Mayank Agarwal (58 off 99 balls) was impressive in one session and lost concentration in the second, ditto to what happened on the first day and was caught down the leg-side. The bowler on both the occasion was Boult, who successfully took over the job of tormenting the Indian batsmen from Tim Southee (1/41 in 15 overs) and Kyle Jamieson (0/33 in 17 overs).
It was a top-class seam and swing bowling show on a third day pitch, which still had something for fast bowlers. Boult bowled with a lot of fire as he exposed Prithvi Shaw's (14 off 30 balls) poor technique, laying a trap for the opening batsman. A short ball hurried the flamboyant Mumbaikar, whose huge back-lift became his undoing.
By the time the ball grew big on him, he was fending it awkwardly with a closed bat and at the short square-leg Tom Latham was waiting gleefully for that chance. Pujara and Agarwal did add 51 runs for the second wicket but it was largely because of the Karnataka opener, who played his shots and showed positive intent.
He, in fact, hit Ajaz Patel for a six and a four but Pujara, at the other end, only looked keen on defending.
Just like first innings, Pujara was leaving balls on length but at one stage, he was stuck on personal score of 6 for 28 consecutive balls. While leaving Jamieson from length was not an issue, Pujara did not account for Boult, shouldering arms a delivery that came in sharply.
"That's the luxury of being a left-armer and being able to use those subtle changes. The red balls here in New Zealand haven't been swinging as much as they have in the past and if that's not hapepning for me, then it comes down to changing angles and using different parts of the crease," said Boult.

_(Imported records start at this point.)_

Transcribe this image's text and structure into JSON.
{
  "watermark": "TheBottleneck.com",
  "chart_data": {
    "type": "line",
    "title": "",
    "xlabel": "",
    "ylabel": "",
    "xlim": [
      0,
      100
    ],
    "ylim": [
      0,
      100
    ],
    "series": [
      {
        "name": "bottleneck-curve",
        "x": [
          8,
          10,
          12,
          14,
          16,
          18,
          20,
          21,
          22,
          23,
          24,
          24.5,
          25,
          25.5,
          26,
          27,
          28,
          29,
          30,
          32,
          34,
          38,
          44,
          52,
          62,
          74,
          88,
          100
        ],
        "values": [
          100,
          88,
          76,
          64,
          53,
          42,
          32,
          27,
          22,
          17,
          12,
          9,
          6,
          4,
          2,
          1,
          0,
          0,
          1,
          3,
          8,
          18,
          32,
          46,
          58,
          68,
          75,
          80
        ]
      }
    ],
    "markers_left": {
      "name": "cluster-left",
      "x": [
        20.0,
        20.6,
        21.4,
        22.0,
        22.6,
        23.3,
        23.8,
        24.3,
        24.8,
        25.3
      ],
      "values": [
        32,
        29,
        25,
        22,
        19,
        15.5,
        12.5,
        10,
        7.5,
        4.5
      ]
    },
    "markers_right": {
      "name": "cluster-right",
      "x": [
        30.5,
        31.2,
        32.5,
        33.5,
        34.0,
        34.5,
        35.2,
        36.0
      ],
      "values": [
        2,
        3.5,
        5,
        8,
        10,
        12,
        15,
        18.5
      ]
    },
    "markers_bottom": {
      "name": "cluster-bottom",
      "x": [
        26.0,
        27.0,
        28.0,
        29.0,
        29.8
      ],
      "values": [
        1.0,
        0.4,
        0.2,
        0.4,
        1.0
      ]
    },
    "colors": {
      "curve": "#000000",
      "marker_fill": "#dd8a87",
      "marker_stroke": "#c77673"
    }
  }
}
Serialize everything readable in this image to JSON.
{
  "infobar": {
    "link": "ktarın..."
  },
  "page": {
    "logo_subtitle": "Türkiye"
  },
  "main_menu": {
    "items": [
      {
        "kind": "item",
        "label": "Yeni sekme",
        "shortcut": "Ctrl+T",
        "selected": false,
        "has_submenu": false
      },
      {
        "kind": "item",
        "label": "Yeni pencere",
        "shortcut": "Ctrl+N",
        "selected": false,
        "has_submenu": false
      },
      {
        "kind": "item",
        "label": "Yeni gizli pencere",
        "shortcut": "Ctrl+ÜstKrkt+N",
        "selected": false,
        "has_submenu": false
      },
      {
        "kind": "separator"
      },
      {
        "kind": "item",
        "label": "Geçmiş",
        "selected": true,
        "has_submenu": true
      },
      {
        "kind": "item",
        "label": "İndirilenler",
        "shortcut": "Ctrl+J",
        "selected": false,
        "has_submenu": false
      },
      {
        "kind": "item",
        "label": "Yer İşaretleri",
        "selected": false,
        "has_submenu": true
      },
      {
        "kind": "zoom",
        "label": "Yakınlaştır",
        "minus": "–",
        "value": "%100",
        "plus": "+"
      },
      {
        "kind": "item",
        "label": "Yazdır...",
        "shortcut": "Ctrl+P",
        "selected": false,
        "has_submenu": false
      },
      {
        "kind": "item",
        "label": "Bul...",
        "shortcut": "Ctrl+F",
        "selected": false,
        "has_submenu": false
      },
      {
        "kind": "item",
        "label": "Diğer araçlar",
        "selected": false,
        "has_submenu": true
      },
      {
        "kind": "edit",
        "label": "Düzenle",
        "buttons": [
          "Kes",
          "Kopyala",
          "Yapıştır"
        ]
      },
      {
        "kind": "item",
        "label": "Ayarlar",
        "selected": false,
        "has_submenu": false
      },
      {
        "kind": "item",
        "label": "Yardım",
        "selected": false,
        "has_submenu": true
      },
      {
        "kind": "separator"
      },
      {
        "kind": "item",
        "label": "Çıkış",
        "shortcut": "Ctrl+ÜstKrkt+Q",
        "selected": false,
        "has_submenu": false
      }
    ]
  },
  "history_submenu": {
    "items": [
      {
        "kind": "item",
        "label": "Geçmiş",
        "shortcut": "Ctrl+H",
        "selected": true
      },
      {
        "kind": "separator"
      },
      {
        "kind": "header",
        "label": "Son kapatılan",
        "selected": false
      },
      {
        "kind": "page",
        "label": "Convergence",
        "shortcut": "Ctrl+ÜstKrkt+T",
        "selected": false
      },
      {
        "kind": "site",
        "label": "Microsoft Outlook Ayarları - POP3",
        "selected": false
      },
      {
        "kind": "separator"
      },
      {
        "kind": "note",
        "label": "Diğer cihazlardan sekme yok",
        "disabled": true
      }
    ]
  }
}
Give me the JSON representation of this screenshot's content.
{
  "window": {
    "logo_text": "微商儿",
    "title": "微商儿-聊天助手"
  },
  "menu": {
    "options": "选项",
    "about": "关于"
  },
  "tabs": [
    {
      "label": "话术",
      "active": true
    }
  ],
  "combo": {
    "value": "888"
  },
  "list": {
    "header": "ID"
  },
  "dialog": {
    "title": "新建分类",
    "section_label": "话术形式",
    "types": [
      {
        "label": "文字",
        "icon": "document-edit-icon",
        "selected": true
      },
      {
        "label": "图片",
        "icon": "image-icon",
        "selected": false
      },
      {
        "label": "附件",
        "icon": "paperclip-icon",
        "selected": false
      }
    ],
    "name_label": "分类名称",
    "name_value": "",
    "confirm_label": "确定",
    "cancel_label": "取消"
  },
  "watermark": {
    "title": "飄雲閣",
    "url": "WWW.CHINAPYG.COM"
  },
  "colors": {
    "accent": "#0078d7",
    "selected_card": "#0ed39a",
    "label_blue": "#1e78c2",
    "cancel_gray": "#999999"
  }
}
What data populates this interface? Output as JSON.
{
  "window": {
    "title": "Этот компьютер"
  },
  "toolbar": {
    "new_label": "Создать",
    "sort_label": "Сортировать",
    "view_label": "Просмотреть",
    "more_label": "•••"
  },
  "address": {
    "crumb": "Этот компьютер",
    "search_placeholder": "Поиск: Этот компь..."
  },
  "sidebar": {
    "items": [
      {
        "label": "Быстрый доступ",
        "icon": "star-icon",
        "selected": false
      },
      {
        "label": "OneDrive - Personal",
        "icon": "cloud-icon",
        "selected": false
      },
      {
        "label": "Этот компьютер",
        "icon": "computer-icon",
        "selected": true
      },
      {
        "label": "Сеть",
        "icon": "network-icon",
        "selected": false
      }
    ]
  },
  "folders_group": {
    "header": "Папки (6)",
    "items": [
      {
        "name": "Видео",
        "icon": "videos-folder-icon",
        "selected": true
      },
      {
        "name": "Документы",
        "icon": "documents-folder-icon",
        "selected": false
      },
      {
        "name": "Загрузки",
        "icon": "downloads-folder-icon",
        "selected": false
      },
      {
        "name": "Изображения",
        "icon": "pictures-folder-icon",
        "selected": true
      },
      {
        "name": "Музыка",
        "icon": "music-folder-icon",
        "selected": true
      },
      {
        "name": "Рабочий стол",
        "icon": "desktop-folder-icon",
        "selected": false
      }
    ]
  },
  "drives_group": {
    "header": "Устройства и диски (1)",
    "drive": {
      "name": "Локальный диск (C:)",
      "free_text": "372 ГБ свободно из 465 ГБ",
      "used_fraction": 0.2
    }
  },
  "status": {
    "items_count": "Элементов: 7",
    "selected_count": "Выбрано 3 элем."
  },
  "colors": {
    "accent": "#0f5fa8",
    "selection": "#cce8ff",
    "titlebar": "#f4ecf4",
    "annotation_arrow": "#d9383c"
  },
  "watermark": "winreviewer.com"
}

In the first session, Jamieson (44) continued with his dream debut as he and No. 11 Boult belted the Indian bowlers for fun. Ishant Sharma (5/68 in 22.2 overs) remained the stand-out bowler for India.